Published as poster at the ACS Colloid & Surface Science Symposium, June 14-19, 2009 @ Columbia University, New York, NY, by Dr. Hanno Wachernig, Particle Metrix GmbH, www.particle-metrix.de
Nearly any surface carries ionic charge. If it is sufficiently high, particles repel each other keeping a dispersion stable. Immersed in water, the charge is immediately compensated by surrounding ions, forming an electrostatic double layer. Although it is neutral from outside, the double layer can be peeled off quite easily by physical arrangements such as electrophoresis, ultrasonic vibration, mechanical shearing and others. By applying these techniques, the ionic charge of the interface is measurable as a particle interface potential PIP, indicating dispersion stability or instability. In this contribution, the “streaming potential” sensing is presented as an effective tool to map the electrostatic behavior of polyelectrolytes and particles. As signal measurement and mixing of titrand solution to the sample is achieved within 5 seconds, one complete titration can be performed within 5 minutes. The method can be applied to polyelectrolyte solutions (size > 0.5 nm) and to dispersions up to 300 µm particle size. To be correct, when going from small to big particles the method changes gradually from streaming to an “inertia potential” sensing.
0.1 g is needed as a minimum sample quantity. Concentrations up to 40% are possible, bearing in mind that high viscosity is a limitation. The result correlates to zeta potential in many cases, yet has to be proven for a given sample class.
A fast oscillating flow of the fluid in the gap between the piston and the measurement cylinder is produced by the moving piston. This causes a periodic shearing at the double layer at the particle's / macromolecule's interface leading to an ionic polarization inside the gap. This polarization voltage is proportional to the zeta potential ZP, which is one of the better known candidates of PIP. Macromolecules tend to stick to the wall contributing to a voltage signal proportional to the zeta potential, the velocity of the fluid and some physical constants of the liquid. Big particles deliver an inertia polarization signal. In an inhomogeneous system there is a mixture of both.
Repeatability and modern software of the StabiSizer® instrument make optimum use of this particle charge mapping method.
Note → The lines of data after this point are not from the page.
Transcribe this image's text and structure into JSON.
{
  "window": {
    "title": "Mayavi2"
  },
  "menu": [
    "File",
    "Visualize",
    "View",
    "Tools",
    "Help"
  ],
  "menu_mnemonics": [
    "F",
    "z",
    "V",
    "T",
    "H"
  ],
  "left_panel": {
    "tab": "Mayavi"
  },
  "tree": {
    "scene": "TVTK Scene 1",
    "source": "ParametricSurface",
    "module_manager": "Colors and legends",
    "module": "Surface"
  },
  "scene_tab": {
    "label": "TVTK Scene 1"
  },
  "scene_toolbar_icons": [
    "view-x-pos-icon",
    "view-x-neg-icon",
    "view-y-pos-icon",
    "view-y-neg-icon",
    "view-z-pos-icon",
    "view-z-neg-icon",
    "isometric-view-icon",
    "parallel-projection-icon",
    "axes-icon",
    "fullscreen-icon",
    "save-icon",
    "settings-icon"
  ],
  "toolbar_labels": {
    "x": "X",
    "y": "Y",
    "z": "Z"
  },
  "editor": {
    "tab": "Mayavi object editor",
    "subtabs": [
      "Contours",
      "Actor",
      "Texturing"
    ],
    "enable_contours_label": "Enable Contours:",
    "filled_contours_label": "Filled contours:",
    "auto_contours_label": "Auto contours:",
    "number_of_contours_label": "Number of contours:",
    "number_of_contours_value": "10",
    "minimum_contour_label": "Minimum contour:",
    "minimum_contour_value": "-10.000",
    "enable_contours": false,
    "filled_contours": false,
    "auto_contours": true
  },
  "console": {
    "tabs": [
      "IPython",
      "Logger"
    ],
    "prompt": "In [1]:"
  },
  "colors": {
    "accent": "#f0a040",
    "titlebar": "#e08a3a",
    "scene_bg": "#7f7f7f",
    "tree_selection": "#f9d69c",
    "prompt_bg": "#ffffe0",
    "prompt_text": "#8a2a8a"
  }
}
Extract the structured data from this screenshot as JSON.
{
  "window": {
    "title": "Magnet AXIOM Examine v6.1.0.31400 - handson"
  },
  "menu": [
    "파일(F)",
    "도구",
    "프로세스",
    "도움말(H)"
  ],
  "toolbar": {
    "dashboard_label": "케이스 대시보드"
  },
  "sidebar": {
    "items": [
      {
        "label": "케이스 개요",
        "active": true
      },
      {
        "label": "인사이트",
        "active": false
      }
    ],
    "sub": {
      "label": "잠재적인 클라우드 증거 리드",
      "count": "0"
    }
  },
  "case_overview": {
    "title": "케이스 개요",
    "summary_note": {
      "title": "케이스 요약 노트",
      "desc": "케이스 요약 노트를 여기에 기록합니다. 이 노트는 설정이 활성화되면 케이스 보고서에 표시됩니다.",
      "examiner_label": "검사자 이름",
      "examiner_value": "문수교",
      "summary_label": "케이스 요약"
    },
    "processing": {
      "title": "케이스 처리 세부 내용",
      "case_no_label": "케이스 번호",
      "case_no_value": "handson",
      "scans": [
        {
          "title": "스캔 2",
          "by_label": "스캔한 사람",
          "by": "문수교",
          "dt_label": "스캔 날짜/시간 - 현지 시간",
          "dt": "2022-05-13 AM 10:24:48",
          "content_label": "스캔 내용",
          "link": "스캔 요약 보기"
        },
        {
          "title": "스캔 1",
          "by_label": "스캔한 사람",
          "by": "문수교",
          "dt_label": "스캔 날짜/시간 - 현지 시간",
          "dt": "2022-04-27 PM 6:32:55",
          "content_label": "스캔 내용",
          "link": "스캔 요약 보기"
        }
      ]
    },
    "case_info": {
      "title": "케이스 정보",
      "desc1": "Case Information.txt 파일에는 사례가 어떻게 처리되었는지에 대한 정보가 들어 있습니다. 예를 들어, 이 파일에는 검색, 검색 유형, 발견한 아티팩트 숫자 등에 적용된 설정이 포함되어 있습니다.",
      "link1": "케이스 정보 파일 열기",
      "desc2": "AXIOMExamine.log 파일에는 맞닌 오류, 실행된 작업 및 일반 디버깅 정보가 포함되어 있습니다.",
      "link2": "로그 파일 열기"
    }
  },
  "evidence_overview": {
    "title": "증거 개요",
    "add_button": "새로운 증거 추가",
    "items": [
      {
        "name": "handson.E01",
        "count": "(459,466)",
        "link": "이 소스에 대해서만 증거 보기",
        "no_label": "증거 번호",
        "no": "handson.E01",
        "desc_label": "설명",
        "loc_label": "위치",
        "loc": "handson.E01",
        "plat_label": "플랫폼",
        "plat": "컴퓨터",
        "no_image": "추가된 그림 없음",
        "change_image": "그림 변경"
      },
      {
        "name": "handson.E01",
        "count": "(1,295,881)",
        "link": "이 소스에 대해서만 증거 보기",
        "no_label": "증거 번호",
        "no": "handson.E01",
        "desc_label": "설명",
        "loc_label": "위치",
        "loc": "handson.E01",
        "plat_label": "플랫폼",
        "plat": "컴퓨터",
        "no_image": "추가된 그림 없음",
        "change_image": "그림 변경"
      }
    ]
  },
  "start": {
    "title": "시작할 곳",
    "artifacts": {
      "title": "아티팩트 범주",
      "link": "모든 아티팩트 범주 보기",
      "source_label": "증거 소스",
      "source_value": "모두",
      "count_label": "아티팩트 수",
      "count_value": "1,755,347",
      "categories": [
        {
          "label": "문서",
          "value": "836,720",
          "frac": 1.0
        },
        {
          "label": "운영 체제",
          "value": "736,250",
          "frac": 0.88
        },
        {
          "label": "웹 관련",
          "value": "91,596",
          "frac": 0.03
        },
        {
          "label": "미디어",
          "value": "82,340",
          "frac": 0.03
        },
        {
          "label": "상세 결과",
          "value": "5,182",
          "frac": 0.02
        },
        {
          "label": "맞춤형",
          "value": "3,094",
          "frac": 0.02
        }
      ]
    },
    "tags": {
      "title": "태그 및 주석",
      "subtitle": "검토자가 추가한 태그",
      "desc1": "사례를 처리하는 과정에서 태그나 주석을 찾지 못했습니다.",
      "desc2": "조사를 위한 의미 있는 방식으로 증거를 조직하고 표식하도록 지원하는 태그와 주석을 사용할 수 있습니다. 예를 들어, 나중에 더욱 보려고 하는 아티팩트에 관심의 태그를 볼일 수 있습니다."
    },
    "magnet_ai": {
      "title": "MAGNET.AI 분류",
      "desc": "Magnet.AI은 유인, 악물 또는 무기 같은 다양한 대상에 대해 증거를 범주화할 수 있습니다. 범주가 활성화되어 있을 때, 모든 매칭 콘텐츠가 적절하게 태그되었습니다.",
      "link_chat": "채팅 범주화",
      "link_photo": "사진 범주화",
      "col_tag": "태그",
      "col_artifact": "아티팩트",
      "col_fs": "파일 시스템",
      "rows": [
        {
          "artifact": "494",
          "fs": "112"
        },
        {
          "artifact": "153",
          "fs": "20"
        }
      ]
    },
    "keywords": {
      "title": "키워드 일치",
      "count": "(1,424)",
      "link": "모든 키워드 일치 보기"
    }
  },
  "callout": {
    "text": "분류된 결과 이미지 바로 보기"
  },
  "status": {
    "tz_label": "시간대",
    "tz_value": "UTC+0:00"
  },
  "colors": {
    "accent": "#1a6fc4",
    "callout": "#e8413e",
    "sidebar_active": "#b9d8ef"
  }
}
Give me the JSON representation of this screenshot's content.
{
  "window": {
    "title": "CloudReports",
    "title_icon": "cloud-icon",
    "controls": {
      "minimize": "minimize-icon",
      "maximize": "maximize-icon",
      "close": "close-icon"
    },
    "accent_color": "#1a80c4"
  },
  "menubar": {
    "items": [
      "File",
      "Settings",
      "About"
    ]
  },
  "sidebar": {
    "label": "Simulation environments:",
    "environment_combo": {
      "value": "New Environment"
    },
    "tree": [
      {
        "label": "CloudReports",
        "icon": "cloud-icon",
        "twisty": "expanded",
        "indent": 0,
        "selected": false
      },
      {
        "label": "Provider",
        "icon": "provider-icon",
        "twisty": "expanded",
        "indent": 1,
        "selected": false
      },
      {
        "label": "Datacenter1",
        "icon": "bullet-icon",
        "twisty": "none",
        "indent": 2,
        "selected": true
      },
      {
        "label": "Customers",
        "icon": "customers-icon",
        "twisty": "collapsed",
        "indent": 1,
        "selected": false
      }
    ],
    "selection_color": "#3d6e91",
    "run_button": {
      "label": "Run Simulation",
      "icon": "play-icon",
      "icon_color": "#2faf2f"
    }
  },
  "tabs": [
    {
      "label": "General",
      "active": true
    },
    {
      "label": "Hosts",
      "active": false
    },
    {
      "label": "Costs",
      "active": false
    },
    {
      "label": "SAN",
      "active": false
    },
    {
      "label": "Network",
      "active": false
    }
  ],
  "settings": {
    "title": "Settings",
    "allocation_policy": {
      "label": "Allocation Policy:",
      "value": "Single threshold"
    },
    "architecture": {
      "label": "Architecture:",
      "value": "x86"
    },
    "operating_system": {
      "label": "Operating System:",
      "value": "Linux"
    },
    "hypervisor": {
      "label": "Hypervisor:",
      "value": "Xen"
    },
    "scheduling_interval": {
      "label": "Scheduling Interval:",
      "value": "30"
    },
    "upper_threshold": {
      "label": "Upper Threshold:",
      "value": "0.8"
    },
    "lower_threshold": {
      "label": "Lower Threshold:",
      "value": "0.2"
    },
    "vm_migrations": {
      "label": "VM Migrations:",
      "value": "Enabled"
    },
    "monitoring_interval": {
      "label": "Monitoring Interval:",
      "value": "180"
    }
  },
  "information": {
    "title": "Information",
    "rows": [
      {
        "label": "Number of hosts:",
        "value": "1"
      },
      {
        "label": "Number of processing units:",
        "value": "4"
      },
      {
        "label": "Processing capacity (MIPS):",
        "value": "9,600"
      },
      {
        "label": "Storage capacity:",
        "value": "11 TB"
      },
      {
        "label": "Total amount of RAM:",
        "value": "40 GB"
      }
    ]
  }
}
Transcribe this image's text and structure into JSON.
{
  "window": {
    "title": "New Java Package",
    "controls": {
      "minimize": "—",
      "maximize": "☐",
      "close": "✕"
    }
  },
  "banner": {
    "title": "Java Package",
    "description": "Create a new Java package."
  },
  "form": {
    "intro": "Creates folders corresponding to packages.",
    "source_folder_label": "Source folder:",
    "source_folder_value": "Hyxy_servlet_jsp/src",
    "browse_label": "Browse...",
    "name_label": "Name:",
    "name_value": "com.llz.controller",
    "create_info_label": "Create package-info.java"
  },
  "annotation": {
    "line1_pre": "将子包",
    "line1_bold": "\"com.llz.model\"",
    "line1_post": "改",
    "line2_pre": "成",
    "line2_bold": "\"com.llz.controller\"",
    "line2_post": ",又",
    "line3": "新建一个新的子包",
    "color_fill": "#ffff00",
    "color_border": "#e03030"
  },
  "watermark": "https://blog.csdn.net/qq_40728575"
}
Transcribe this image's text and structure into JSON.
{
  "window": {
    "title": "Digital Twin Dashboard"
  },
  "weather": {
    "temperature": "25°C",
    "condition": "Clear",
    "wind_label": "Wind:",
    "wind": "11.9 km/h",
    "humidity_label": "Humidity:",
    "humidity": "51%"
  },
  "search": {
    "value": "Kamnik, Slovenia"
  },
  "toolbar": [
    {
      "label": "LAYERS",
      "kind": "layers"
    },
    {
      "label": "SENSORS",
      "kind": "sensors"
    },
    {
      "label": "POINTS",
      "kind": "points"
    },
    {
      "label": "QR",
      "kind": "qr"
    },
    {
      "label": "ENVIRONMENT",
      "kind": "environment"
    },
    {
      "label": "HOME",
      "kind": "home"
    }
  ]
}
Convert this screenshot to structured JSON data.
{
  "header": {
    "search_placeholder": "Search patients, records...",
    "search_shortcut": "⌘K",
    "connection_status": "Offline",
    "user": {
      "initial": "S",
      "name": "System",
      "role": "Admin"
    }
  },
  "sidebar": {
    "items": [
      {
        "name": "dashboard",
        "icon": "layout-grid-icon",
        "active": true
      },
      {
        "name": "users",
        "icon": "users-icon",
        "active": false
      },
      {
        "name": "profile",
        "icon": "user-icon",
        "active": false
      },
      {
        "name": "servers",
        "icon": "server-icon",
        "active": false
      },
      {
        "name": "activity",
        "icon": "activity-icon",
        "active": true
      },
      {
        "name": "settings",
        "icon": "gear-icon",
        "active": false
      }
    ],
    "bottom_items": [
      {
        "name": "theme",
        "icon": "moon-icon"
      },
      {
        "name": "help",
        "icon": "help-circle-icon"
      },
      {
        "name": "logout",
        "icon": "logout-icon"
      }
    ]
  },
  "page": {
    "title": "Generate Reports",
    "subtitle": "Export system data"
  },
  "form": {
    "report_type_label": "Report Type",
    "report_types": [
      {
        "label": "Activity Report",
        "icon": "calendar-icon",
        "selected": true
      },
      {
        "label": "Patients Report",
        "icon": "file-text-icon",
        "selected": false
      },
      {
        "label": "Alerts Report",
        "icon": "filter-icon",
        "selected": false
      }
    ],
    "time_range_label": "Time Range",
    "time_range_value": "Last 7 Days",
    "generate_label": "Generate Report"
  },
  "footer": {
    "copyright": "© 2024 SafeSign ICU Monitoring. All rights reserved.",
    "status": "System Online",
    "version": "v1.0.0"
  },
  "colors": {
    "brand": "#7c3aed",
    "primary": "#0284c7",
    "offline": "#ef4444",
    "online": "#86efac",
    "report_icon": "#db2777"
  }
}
Three selected examples discussed here, open a window to look at a wide field of applications.
Optimization of the recycling efficiency for water of a pigment suspension: Or: The optimum combination of FeCl3 precipitation and cationic polymer flocculation.
The efficiency of FeCl3 to bring the PIP near to zero comes to a saturation at a given concentration. The StabiSizer® PIP titration against added volume of FeCl3 solution at two different concentrations indicating this.
The cationic polymer consumption at various FeCl3 concentration levels is shown in the first figure. The biggest variation of the cationic polymer con-sumption is seen between “10%” and “40%” of 7 mL/L (figure 2). As a result, it does not make sense to operate the recycling above 30% FeCl3 concentration. A similar behavior could be observed using a Turbiscan instrument to follow sedimentation. This is described in the Particle Metrix application note C08.
Total charge of 4 cationic Chitosan polymer solutions and correlation to zeta potential
The anionic polymer consumption of 1% Chitosan measured with the StabiSizer® is compared with the electrophoresis zeta potential determined with the ZetaView® (figure 3 and 4). The size of the Chitosan macromolecules is 0.96 nm and was found with the Nanotrac® DLS analyzer.
Although the lower size limit of ZetaView® is at 80 nm size, the measurement on a few Chitosan agglomerates could deliver very reasonable zeta potential results. The correlation of the StabiSizer® polyelectrolyte consumption (titration curves below) to zeta potential is interesting for those used to “think” in zeta potential. No other method could deliver an indication of zeta potential.
To measure ionic charge of macromolecules and nanoparticles < 5 nm size in general is a unique feature of the method. An example of PIP versus pH titration on proteins is given in the application note C08.
The untreated sample (blue) consumes much less calibrated cationic Poly-DADMAC than the modified one (red). The density of COOH charge at the treated CNT interface was 270 meq/g sample.
The PIP titration is a versatile tool to map the ionic behaviour of macromolecular solutions and particle dispersions in various ways.
Dr. Hanno Wachernig, email@example.com
Particle Metrix Application Note C08, issued at the ACS Colloid & Surface Science Symposium, June 14-19, 2009 @ Columbia University, New York, NY.